A Senate panel proposal to expand healthcare coverage would increase the federal deficit by about $1 trillion over 10 years and still leave millions without insurance, a congressional analysis said on Monday.
The Congressional Budget Office (CBO) said its calculations were preliminary and stressed that the Democratic-sponsored legislation was still being drafted.
But its estimates could fuel opposition to President Barack Obama's drive for healthcare reform, which critics fear would result in an expensive government takeover of the U.S. healthcare system.
Senate Republicans are in a quandary over the Supreme Court nomination of Sonia Sotomayor, aiming to raise pointed questions about her record without angering increasingly influential Hispanic voters.
Senator John Cornyn exemplifies the Republican dilemma over Sotomayor, who is the daughter of Puerto Rican parents who seems certain to be confirmed by the Democratic-led Senate as the first Hispanic Supreme Court justice.
Lawmakers who steer money and contracts to favored companies and receive campaign contributions in return could face a House ethics committee investigation.
The ethics committee's Democratic chairman and its ranking Republican said Thursday that the committee has been reviewing the practice — which came under scrutiny because of a Justice Department criminal investigation of a now-defunct lobbying firm, PMA.
The revelation that Democratic appropriations kingpins may face a House ethics investigation of their campaign receipts from lobbyists for recipients of government grants and contracts moves Republicans closer to gaining a corruption issue in 2010.
While talking about the need to bring spending under control, some members of the Senate live high on the hog and send the bill to American taxpayers, an investigation by Politico has found.
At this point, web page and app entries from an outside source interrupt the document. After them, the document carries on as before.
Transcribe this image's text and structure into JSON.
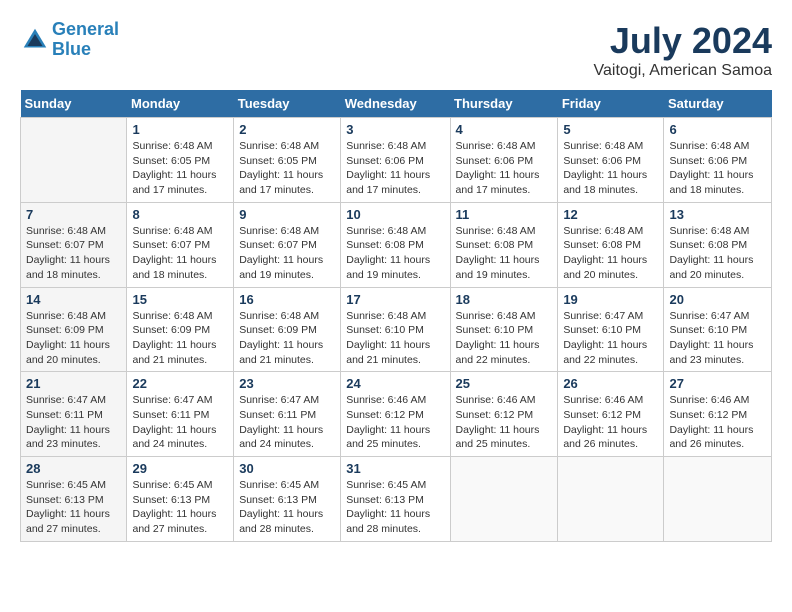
{
  "header": {
    "logo_line1": "General",
    "logo_line2": "Blue",
    "month_year": "July 2024",
    "location": "Vaitogi, American Samoa"
  },
  "days_of_week": [
    "Sunday",
    "Monday",
    "Tuesday",
    "Wednesday",
    "Thursday",
    "Friday",
    "Saturday"
  ],
  "weeks": [
    [
      {
        "day": "",
        "sunrise": "",
        "sunset": "",
        "daylight": ""
      },
      {
        "day": "1",
        "sunrise": "Sunrise: 6:48 AM",
        "sunset": "Sunset: 6:05 PM",
        "daylight": "Daylight: 11 hours and 17 minutes."
      },
      {
        "day": "2",
        "sunrise": "Sunrise: 6:48 AM",
        "sunset": "Sunset: 6:05 PM",
        "daylight": "Daylight: 11 hours and 17 minutes."
      },
      {
        "day": "3",
        "sunrise": "Sunrise: 6:48 AM",
        "sunset": "Sunset: 6:06 PM",
        "daylight": "Daylight: 11 hours and 17 minutes."
      },
      {
        "day": "4",
        "sunrise": "Sunrise: 6:48 AM",
        "sunset": "Sunset: 6:06 PM",
        "daylight": "Daylight: 11 hours and 17 minutes."
      },
      {
        "day": "5",
        "sunrise": "Sunrise: 6:48 AM",
        "sunset": "Sunset: 6:06 PM",
        "daylight": "Daylight: 11 hours and 18 minutes."
      },
      {
        "day": "6",
        "sunrise": "Sunrise: 6:48 AM",
        "sunset": "Sunset: 6:06 PM",
        "daylight": "Daylight: 11 hours and 18 minutes."
      }
    ],
    [
      {
        "day": "7",
        "sunrise": "Sunrise: 6:48 AM",
        "sunset": "Sunset: 6:07 PM",
        "daylight": "Daylight: 11 hours and 18 minutes."
      },
      {
        "day": "8",
        "sunrise": "Sunrise: 6:48 AM",
        "sunset": "Sunset: 6:07 PM",
        "daylight": "Daylight: 11 hours and 18 minutes."
      },
      {
        "day": "9",
        "sunrise": "Sunrise: 6:48 AM",
        "sunset": "Sunset: 6:07 PM",
        "daylight": "Daylight: 11 hours and 19 minutes."
      },
      {
        "day": "10",
        "sunrise": "Sunrise: 6:48 AM",
        "sunset": "Sunset: 6:08 PM",
        "daylight": "Daylight: 11 hours and 19 minutes."
      },
      {
        "day": "11",
        "sunrise": "Sunrise: 6:48 AM",
        "sunset": "Sunset: 6:08 PM",
        "daylight": "Daylight: 11 hours and 19 minutes."
      },
      {
        "day": "12",
        "sunrise": "Sunrise: 6:48 AM",
        "sunset": "Sunset: 6:08 PM",
        "daylight": "Daylight: 11 hours and 20 minutes."
      },
      {
        "day": "13",
        "sunrise": "Sunrise: 6:48 AM",
        "sunset": "Sunset: 6:08 PM",
        "daylight": "Daylight: 11 hours and 20 minutes."
      }
    ],
    [
      {
        "day": "14",
        "sunrise": "Sunrise: 6:48 AM",
        "sunset": "Sunset: 6:09 PM",
        "daylight": "Daylight: 11 hours and 20 minutes."
      },
      {
        "day": "15",
        "sunrise": "Sunrise: 6:48 AM",
        "sunset": "Sunset: 6:09 PM",
        "daylight": "Daylight: 11 hours and 21 minutes."
      },
      {
        "day": "16",
        "sunrise": "Sunrise: 6:48 AM",
        "sunset": "Sunset: 6:09 PM",
        "daylight": "Daylight: 11 hours and 21 minutes."
      },
      {
        "day": "17",
        "sunrise": "Sunrise: 6:48 AM",
        "sunset": "Sunset: 6:10 PM",
        "daylight": "Daylight: 11 hours and 21 minutes."
      },
      {
        "day": "18",
        "sunrise": "Sunrise: 6:48 AM",
        "sunset": "Sunset: 6:10 PM",
        "daylight": "Daylight: 11 hours and 22 minutes."
      },
      {
        "day": "19",
        "sunrise": "Sunrise: 6:47 AM",
        "sunset": "Sunset: 6:10 PM",
        "daylight": "Daylight: 11 hours and 22 minutes."
      },
      {
        "day": "20",
        "sunrise": "Sunrise: 6:47 AM",
        "sunset": "Sunset: 6:10 PM",
        "daylight": "Daylight: 11 hours and 23 minutes."
      }
    ],
    [
      {
        "day": "21",
        "sunrise": "Sunrise: 6:47 AM",
        "sunset": "Sunset: 6:11 PM",
        "daylight": "Daylight: 11 hours and 23 minutes."
      },
      {
        "day": "22",
        "sunrise": "Sunrise: 6:47 AM",
        "sunset": "Sunset: 6:11 PM",
        "daylight": "Daylight: 11 hours and 24 minutes."
      },
      {
        "day": "23",
        "sunrise": "Sunrise: 6:47 AM",
        "sunset": "Sunset: 6:11 PM",
        "daylight": "Daylight: 11 hours and 24 minutes."
      },
      {
        "day": "24",
        "sunrise": "Sunrise: 6:46 AM",
        "sunset": "Sunset: 6:12 PM",
        "daylight": "Daylight: 11 hours and 25 minutes."
      },
      {
        "day": "25",
        "sunrise": "Sunrise: 6:46 AM",
        "sunset": "Sunset: 6:12 PM",
        "daylight": "Daylight: 11 hours and 25 minutes."
      },
      {
        "day": "26",
        "sunrise": "Sunrise: 6:46 AM",
        "sunset": "Sunset: 6:12 PM",
        "daylight": "Daylight: 11 hours and 26 minutes."
      },
      {
        "day": "27",
        "sunrise": "Sunrise: 6:46 AM",
        "sunset": "Sunset: 6:12 PM",
        "daylight": "Daylight: 11 hours and 26 minutes."
      }
    ],
    [
      {
        "day": "28",
        "sunrise": "Sunrise: 6:45 AM",
        "sunset": "Sunset: 6:13 PM",
        "daylight": "Daylight: 11 hours and 27 minutes."
      },
      {
        "day": "29",
        "sunrise": "Sunrise: 6:45 AM",
        "sunset": "Sunset: 6:13 PM",
        "daylight": "Daylight: 11 hours and 27 minutes."
      },
      {
        "day": "30",
        "sunrise": "Sunrise: 6:45 AM",
        "sunset": "Sunset: 6:13 PM",
        "daylight": "Daylight: 11 hours and 28 minutes."
      },
      {
        "day": "31",
        "sunrise": "Sunrise: 6:45 AM",
        "sunset": "Sunset: 6:13 PM",
        "daylight": "Daylight: 11 hours and 28 minutes."
      },
      {
        "day": "",
        "sunrise": "",
        "sunset": "",
        "daylight": ""
      },
      {
        "day": "",
        "sunrise": "",
        "sunset": "",
        "daylight": ""
      },
      {
        "day": "",
        "sunrise": "",
        "sunset": "",
        "daylight": ""
      }
    ]
  ]
}
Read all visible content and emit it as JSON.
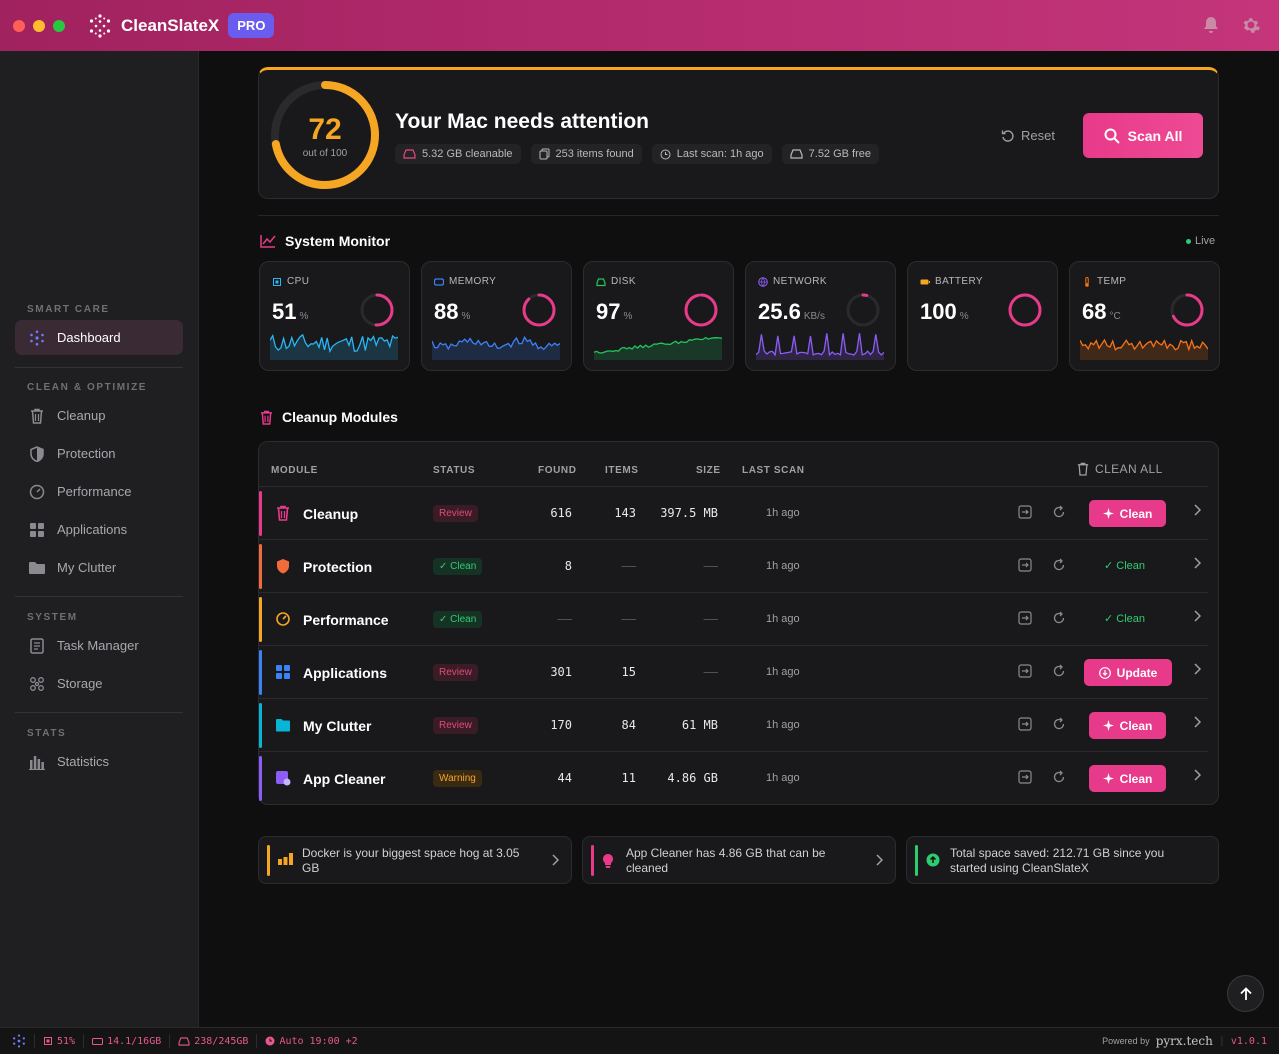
{
  "app": {
    "title": "CleanSlateX",
    "badge": "PRO"
  },
  "colors": {
    "accent": "#e83a8a",
    "warning": "#f5a623",
    "success": "#2ecc71",
    "titlebar": "#b22a6c"
  },
  "sidebar": {
    "sections": [
      {
        "label": "SMART CARE"
      },
      {
        "label": "CLEAN & OPTIMIZE"
      },
      {
        "label": "SYSTEM"
      },
      {
        "label": "STATS"
      }
    ],
    "items": [
      {
        "label": "Dashboard",
        "icon": "dashboard-icon",
        "active": true
      },
      {
        "label": "Cleanup",
        "icon": "trash-icon"
      },
      {
        "label": "Protection",
        "icon": "shield-icon"
      },
      {
        "label": "Performance",
        "icon": "gauge-icon"
      },
      {
        "label": "Applications",
        "icon": "grid-icon"
      },
      {
        "label": "My Clutter",
        "icon": "folder-icon"
      },
      {
        "label": "Task Manager",
        "icon": "clipboard-icon"
      },
      {
        "label": "Storage",
        "icon": "nodes-icon"
      },
      {
        "label": "Statistics",
        "icon": "bar-chart-icon"
      }
    ]
  },
  "hero": {
    "score": "72",
    "score_sub": "out of 100",
    "score_value": 72,
    "title": "Your Mac needs attention",
    "chips": [
      "5.32 GB cleanable",
      "253 items found",
      "Last scan: 1h ago",
      "7.52 GB free"
    ],
    "reset_label": "Reset",
    "scan_label": "Scan All"
  },
  "monitor": {
    "title": "System Monitor",
    "live": "Live",
    "cards": [
      {
        "label": "CPU",
        "value": "51",
        "unit": "%",
        "level": 0.51,
        "color": "#e83a8a",
        "spark": "#29b6f6"
      },
      {
        "label": "MEMORY",
        "value": "88",
        "unit": "%",
        "level": 0.88,
        "color": "#e83a8a",
        "spark": "#3b82f6"
      },
      {
        "label": "DISK",
        "value": "97",
        "unit": "%",
        "level": 0.97,
        "color": "#e83a8a",
        "spark": "#22c55e"
      },
      {
        "label": "NETWORK",
        "value": "25.6",
        "unit": "KB/s",
        "level": 0.04,
        "color": "#e83a8a",
        "spark": "#8b5cf6"
      },
      {
        "label": "BATTERY",
        "value": "100",
        "unit": "%",
        "level": 1.0,
        "color": "#e83a8a",
        "spark": ""
      },
      {
        "label": "TEMP",
        "value": "68",
        "unit": "°C",
        "level": 0.68,
        "color": "#e83a8a",
        "spark": "#f97316"
      }
    ]
  },
  "modules": {
    "title": "Cleanup Modules",
    "headers": [
      "MODULE",
      "STATUS",
      "FOUND",
      "ITEMS",
      "SIZE",
      "LAST SCAN"
    ],
    "clean_all": "CLEAN ALL",
    "rows": [
      {
        "name": "Cleanup",
        "status": "Review",
        "found": "616",
        "items": "143",
        "size": "397.5 MB",
        "last": "1h ago",
        "action": "Clean",
        "color": "#e83a8a"
      },
      {
        "name": "Protection",
        "status": "✓ Clean",
        "found": "8",
        "items": "——",
        "size": "——",
        "last": "1h ago",
        "action": "✓ Clean",
        "color": "#f26b3a"
      },
      {
        "name": "Performance",
        "status": "✓ Clean",
        "found": "——",
        "items": "——",
        "size": "——",
        "last": "1h ago",
        "action": "✓ Clean",
        "color": "#f5a623"
      },
      {
        "name": "Applications",
        "status": "Review",
        "found": "301",
        "items": "15",
        "size": "——",
        "last": "1h ago",
        "action": "Update",
        "color": "#3b82f6"
      },
      {
        "name": "My Clutter",
        "status": "Review",
        "found": "170",
        "items": "84",
        "size": "61 MB",
        "last": "1h ago",
        "action": "Clean",
        "color": "#06b6d4"
      },
      {
        "name": "App Cleaner",
        "status": "Warning",
        "found": "44",
        "items": "11",
        "size": "4.86 GB",
        "last": "1h ago",
        "action": "Clean",
        "color": "#8b5cf6"
      }
    ]
  },
  "tips": [
    {
      "text": "Docker is your biggest space hog at 3.05 GB",
      "color": "#f5a623"
    },
    {
      "text": "App Cleaner has 4.86 GB that can be cleaned",
      "color": "#e83a8a"
    },
    {
      "text": "Total space saved: 212.71 GB since you started using CleanSlateX",
      "color": "#2ecc71"
    }
  ],
  "statusbar": {
    "cpu": "51%",
    "mem": "14.1/16GB",
    "disk": "238/245GB",
    "auto": "Auto 19:00 +2",
    "powered": "Powered by",
    "brand": "pyrx.tech",
    "version": "v1.0.1"
  }
}
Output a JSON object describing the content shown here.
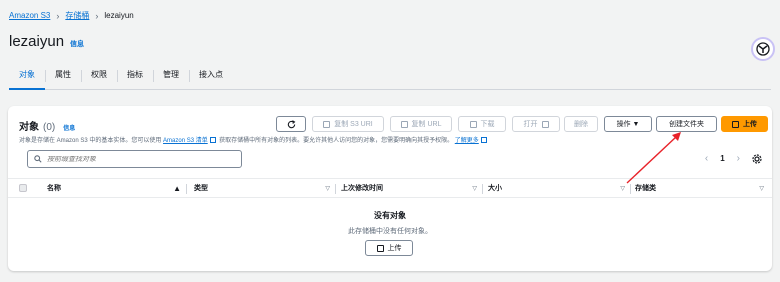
{
  "breadcrumb": {
    "items": [
      "Amazon S3",
      "存储桶",
      "lezaiyun"
    ]
  },
  "header": {
    "title": "lezaiyun",
    "info_label": "信息"
  },
  "tabs": [
    {
      "label": "对象",
      "active": true
    },
    {
      "label": "属性"
    },
    {
      "label": "权限"
    },
    {
      "label": "指标"
    },
    {
      "label": "管理"
    },
    {
      "label": "接入点"
    }
  ],
  "objects_panel": {
    "title": "对象",
    "count": "(0)",
    "info_label": "信息",
    "description": {
      "part1": "对象是存储在 Amazon S3 中的基本实体。您可以使用",
      "link1": "Amazon S3 清单",
      "part2": "获取存储桶中所有对象的列表。要允许其他人访问您的对象，您需要明确向其授予权限。",
      "link2": "了解更多"
    },
    "toolbar": {
      "refresh_label": "",
      "copy_s3_uri_label": "复制 S3 URI",
      "copy_url_label": "复制 URL",
      "download_label": "下载",
      "open_label": "打开",
      "delete_label": "删除",
      "actions_label": "操作 ▼",
      "create_folder_label": "创建文件夹",
      "upload_label": "上传"
    },
    "search": {
      "placeholder": "按前缀查找对象"
    },
    "pagination": {
      "current_page": "1"
    },
    "table": {
      "columns": [
        "名称",
        "类型",
        "上次修改时间",
        "大小",
        "存储类"
      ]
    },
    "empty_state": {
      "title": "没有对象",
      "subtitle": "此存储桶中没有任何对象。",
      "upload_label": "上传"
    }
  },
  "colors": {
    "accent": "#0972d3",
    "primary_button": "#ff9900",
    "annotation_arrow": "#e8232a"
  }
}
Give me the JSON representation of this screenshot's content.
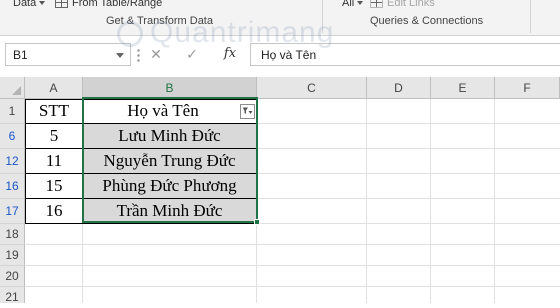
{
  "ribbon": {
    "data_label": "Data",
    "from_table_label": "From Table/Range",
    "all_label": "All",
    "edit_links_label": "Edit Links",
    "group_get_transform": "Get & Transform Data",
    "group_queries": "Queries & Connections"
  },
  "formula_bar": {
    "name_box": "B1",
    "cancel_icon": "✕",
    "enter_icon": "✓",
    "fx_label": "fx",
    "content": "Họ và Tên"
  },
  "watermark": "Quantrimang",
  "columns": [
    "A",
    "B",
    "C",
    "D",
    "E",
    "F"
  ],
  "rows": [
    "1",
    "6",
    "12",
    "16",
    "17",
    "18",
    "19",
    "20",
    "21"
  ],
  "table": {
    "header": {
      "stt": "STT",
      "name": "Họ và Tên"
    },
    "records": [
      {
        "stt": "5",
        "name": "Lưu Minh Đức"
      },
      {
        "stt": "11",
        "name": "Nguyễn Trung Đức"
      },
      {
        "stt": "15",
        "name": "Phùng Đức Phương"
      },
      {
        "stt": "16",
        "name": "Trần Minh Đức"
      }
    ]
  },
  "icons": {
    "filter": "filter-active-icon",
    "fx": "function-icon"
  },
  "colors": {
    "accent": "#217346",
    "filtered_row_number": "#1b56c8",
    "cell_shade": "#d9d9d9"
  }
}
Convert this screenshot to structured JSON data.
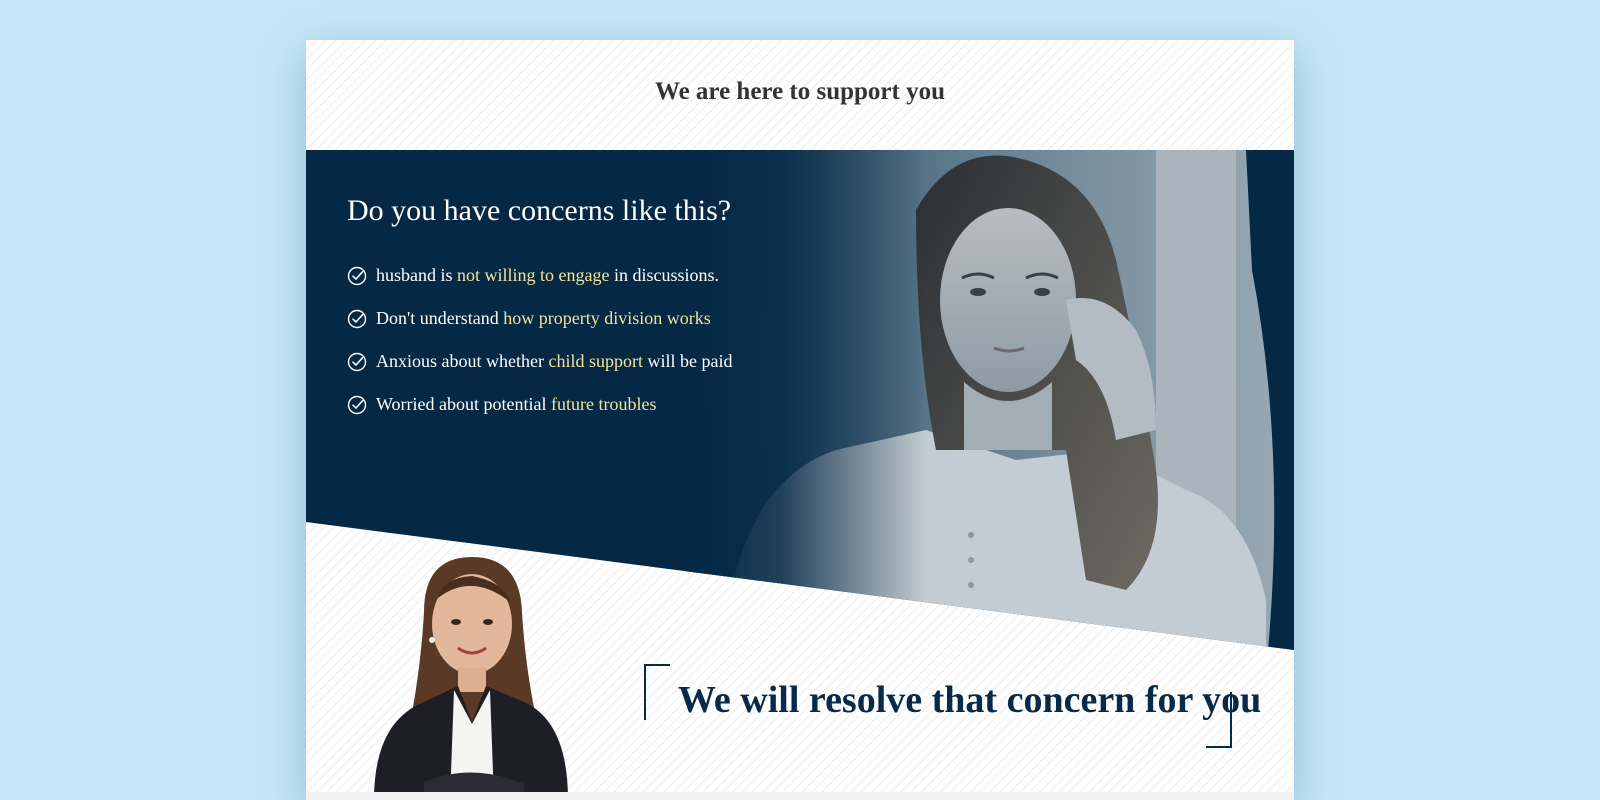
{
  "header": {
    "title": "We are here to support you"
  },
  "hero": {
    "heading": "Do you have concerns like this?",
    "items": [
      {
        "before": "husband is ",
        "highlight": "not willing to engage",
        "after": " in discussions."
      },
      {
        "before": "Don't understand ",
        "highlight": "how property division works",
        "after": ""
      },
      {
        "before": "Anxious about whether ",
        "highlight": "child support",
        "after": " will be paid"
      },
      {
        "before": "Worried about potential ",
        "highlight": "future troubles",
        "after": ""
      }
    ]
  },
  "resolve": {
    "heading": "We will resolve that concern for you"
  },
  "colors": {
    "page_background": "#c5e6f8",
    "navy": "#052845",
    "highlight": "#f3e39c",
    "heading_text": "#062a47"
  },
  "icons": {
    "list_marker": "check-circle-icon"
  }
}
The web site's investigation found Republican Senator John Cornyn racked up the highest bills for travel with Democratic colleague Chuck Schumer coming in second. Together, Cornyn and Schumer spend 10 times more than some other Senators.
Both Senators prefer private, chartered planes to commercial air transportation and think nothing of using taxpayer dollars for the privilege.Read More
Americans would be able to buy long-term care insurance from the government for $65 a month under a provision tucked into sweeping health care legislation that senators will begin considering next week.
Senate confirmation hearings for Supreme Court nominee Sonia Sotomayor will start on July 13, a top Democrat announced on Tuesday, and a Republican predicted she would be easily confirmed as the first Hispanic on the highest court in the United States.
Rejecting calls by other Republicans for more time to review her record, Judiciary Committee Chairman Patrick Leahy made a Senate speech announcing the date for his panel to begin publicly questioning the nominee under oath.
Despite a less-than-rousing reaction from the Obama administration, House Democrats are considering a new tax on employer-provided health benefits to help pay for expanding coverage to the uninsured.
Several officials also said an outline of emerging legislation envisions a requirement for all individuals to purchase affordable coverage, with an unspecified penalty for those who refuse and a waiver for those who cannot cover the cost.
The Alabama senator leading the GOP's vetting of Supreme Court nominee Sonia Sotomayor said the American tradition of impartial courts is "under attack" and the pivotal question in her nomination should be whether she allows personal views to color her decisions as a judge.
Delivering the Republican Party's weekly radio and Internet address Saturday, Sen. Jeff Sessions didn't say if he thinks Sotomayor crosses that line. But he raised questions that reflect a growing chorus of GOP criticism that Sotomayor sees her role as something more than an impartial umpire.
President Barack Obama's hopes for a bipartisan health deal seemed in jeopardy Thursday as GOP senators protested his renewed support for a new public health insurance plan, and a key Democratic chairman declared that such a plan would likely be in the Senate's bill.
A public plan that would compete with private insurers is opposed by nearly all Republicans. Obama long has supported it, but he had avoided going into detail about his health goals, leaving the specifics to Congress and emphasizing hopes for a bipartisan bill.
That changed when Obama released a letter Wednesday to two Senate Democrats saying he believed strongly in the need for a new public plan.